The single-crossclamp technique for coronary artery bypass grafting is recognized to reduce manipulation of the ascending aorta, and thereby improve neurological outcomes. However, there is a perceived disadvantage of long cardiopulmonary bypass and crossclamp times. Our objective was to evaluate outcomes with this technique and determine whether it is safe for training.
Patients undergoing coronary artery bypass between October 2005 and February 2014 with use of the single-crossclamp method were divided into 2 groups: a consultant group (n = 1024), and a trainee group (n = 504), depending on the primary surgeon. Their outcomes were compared.
The consultants operated on more nonelective patients who had a higher risk profile (mean additive EuroSCORE I 4.05 vs. 3.80, p = 0.085; logistic EuroSCORE I 4.36 vs. 3.64, p = 0.002). There were 9 (0.9%) deaths in the consultant group and 5 (1%) in the trainee group. The mean number of grafts in the consultant group was greater, but the crossclamp time was similar and cardiopulmonary bypass time was shorter. There were 4 (0.4%) cerebrovascular events in the consultant group and 3 (0.6%) in the trainee group.
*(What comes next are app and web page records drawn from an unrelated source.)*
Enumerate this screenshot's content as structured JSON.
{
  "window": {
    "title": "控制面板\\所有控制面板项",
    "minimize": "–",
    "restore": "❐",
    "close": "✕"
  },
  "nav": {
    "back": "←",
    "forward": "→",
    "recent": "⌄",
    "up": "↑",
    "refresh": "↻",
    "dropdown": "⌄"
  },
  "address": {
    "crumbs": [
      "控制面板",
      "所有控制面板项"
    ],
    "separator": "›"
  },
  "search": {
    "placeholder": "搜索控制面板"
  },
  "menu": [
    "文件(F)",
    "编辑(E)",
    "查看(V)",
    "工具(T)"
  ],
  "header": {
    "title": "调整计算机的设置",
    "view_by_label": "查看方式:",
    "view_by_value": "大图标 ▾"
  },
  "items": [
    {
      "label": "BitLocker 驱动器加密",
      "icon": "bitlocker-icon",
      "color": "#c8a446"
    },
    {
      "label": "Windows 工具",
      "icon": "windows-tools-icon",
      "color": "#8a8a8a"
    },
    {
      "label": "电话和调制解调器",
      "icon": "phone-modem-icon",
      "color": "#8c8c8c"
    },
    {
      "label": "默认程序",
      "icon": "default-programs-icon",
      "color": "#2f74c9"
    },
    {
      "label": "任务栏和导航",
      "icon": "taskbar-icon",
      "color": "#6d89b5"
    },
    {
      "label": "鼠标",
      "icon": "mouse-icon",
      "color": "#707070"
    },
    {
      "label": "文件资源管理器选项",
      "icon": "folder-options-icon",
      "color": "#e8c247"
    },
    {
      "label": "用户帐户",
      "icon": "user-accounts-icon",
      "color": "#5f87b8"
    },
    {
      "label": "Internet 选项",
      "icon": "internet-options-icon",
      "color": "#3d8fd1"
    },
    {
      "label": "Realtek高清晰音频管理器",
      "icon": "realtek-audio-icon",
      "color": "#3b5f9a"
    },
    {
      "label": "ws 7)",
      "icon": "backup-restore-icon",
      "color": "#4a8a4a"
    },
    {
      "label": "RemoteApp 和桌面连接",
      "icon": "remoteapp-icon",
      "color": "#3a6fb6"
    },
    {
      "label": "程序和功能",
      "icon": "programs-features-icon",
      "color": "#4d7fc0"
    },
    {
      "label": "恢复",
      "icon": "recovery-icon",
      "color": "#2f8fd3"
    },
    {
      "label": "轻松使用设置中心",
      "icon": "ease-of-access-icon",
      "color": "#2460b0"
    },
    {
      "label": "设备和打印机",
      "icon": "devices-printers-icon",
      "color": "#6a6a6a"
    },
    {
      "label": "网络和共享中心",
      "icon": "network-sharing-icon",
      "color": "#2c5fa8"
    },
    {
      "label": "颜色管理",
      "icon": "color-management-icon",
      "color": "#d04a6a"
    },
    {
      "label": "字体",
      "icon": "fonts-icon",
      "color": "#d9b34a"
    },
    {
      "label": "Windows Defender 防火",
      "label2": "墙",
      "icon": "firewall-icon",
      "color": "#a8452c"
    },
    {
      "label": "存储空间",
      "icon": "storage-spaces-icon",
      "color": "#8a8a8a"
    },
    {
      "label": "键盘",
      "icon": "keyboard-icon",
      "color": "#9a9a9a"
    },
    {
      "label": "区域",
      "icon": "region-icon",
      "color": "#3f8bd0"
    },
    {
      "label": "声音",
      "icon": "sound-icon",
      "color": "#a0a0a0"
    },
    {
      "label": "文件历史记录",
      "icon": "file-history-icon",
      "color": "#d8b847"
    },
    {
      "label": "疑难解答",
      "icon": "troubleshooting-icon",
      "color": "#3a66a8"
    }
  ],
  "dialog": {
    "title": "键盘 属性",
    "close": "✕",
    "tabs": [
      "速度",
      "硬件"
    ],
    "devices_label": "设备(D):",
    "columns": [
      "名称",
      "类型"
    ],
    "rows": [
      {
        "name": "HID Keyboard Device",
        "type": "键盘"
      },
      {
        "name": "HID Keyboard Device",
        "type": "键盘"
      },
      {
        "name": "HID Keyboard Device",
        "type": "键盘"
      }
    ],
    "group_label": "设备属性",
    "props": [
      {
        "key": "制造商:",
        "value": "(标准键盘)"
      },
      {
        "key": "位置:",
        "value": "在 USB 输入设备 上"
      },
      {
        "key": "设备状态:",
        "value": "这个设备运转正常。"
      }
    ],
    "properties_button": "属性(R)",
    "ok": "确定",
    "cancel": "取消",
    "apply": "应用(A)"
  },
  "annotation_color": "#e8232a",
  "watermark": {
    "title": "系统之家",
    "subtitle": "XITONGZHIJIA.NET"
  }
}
Postoperative stay was shorter in the trainee group (7.19 vs. 7.97 days, p = 0.033). Other complication rates were similar.
The technique has excellent outcomes, especially neurological, and is safe for training junior surgeons.